Faced with possibly closing its doors only a few months ago, Holy Cross Academy took a major step Tuesday to keep the only Roman Catholic high school in Burlington County open.
The Trenton Diocese and school officials signed a 20-year lease to transfer the sprawling, 94-acre campus on Route 130 in Delran to a new board that will operate Holy Cross as an independent Catholic school beginning July 1. The school has educated high school students for more than 60 years.
"It's been a lot of hard work by a lot of people to get it to this," said Pete Sciortino, a member of the founding board of Holy Cross 2.0, which will operate the new school. "This is the final hurdle."
Sciortino, 48, of Mount Laurel, a 1988 graduate of Holy Cross, is part of a five-member group of experts who rallied to develop a plan to save their alma mater after Bishop David M. O'Connell announced that the diocese was pulling its annual $500,000 subsidy to the school. O'Connell gave his blessing to allow the alumni board, composed of business and academic leaders to take over the school.
The board has a commitment for about $500,000 toward its fund-raising campaign and hopes to secure an additional $250,000 by July, officials say. The school has a $4 million annual budget, with tuition generating about 90 percent of that. The board set up two nonprofits to handle finances, one for day-to-day operations and another, the Lancer Fund, as the fund-raising arm. It also plans to create an endowment.
"We are on target," Sciortino said.
Tuition for the coming year will remain at $10,600 for incoming freshmen who attend the school for four years, officials say.
Currently, Holy Cross enrolls nearly 400 students in ninth through 12th grade. During its heyday, it had as many as 1,600 students who filled the 160,000-square-foot school and its 40 classrooms. The school has graduated more than 16,000 students since it opened in 1957.
The new school will be known as Holy Cross, although its legal name will be the Holy Cross Preparatory Academy, officials say. There will be a new principal and possibly changes in the classroom. The 22-member teaching staff and administrators must reapply for their positions. The terms of employment for teachers could change, but board members have said salaries and benefits would be competitive. The school has 40 employees.
Curriculum changes will likely come later, but block scheduling, popular among students, will remain.

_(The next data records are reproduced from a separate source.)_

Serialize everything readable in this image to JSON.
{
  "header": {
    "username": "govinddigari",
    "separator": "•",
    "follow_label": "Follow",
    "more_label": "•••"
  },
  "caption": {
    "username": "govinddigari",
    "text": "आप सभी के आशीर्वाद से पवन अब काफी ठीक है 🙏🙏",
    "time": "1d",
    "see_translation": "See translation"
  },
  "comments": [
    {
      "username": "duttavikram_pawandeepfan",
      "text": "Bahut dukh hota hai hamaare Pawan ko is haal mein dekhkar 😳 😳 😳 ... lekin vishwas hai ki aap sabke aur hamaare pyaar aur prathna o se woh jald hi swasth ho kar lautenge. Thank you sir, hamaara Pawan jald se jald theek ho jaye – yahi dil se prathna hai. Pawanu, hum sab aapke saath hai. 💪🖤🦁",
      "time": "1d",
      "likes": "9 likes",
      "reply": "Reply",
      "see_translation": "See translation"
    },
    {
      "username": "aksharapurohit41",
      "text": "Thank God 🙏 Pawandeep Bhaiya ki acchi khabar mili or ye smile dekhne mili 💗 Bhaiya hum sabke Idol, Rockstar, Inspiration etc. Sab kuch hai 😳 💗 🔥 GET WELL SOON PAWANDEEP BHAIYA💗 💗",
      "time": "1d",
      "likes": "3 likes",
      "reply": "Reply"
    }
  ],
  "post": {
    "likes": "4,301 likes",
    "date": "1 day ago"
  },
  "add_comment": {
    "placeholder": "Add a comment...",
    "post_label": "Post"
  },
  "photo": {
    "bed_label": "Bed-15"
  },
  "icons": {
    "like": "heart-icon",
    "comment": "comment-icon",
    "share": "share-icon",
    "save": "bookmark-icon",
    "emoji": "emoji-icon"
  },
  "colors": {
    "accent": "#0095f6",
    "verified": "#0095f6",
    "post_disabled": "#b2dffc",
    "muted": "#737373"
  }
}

There are also plans to convert antiquated classrooms into lecture-style layouts. The school hopes to eventually enroll about 500 students.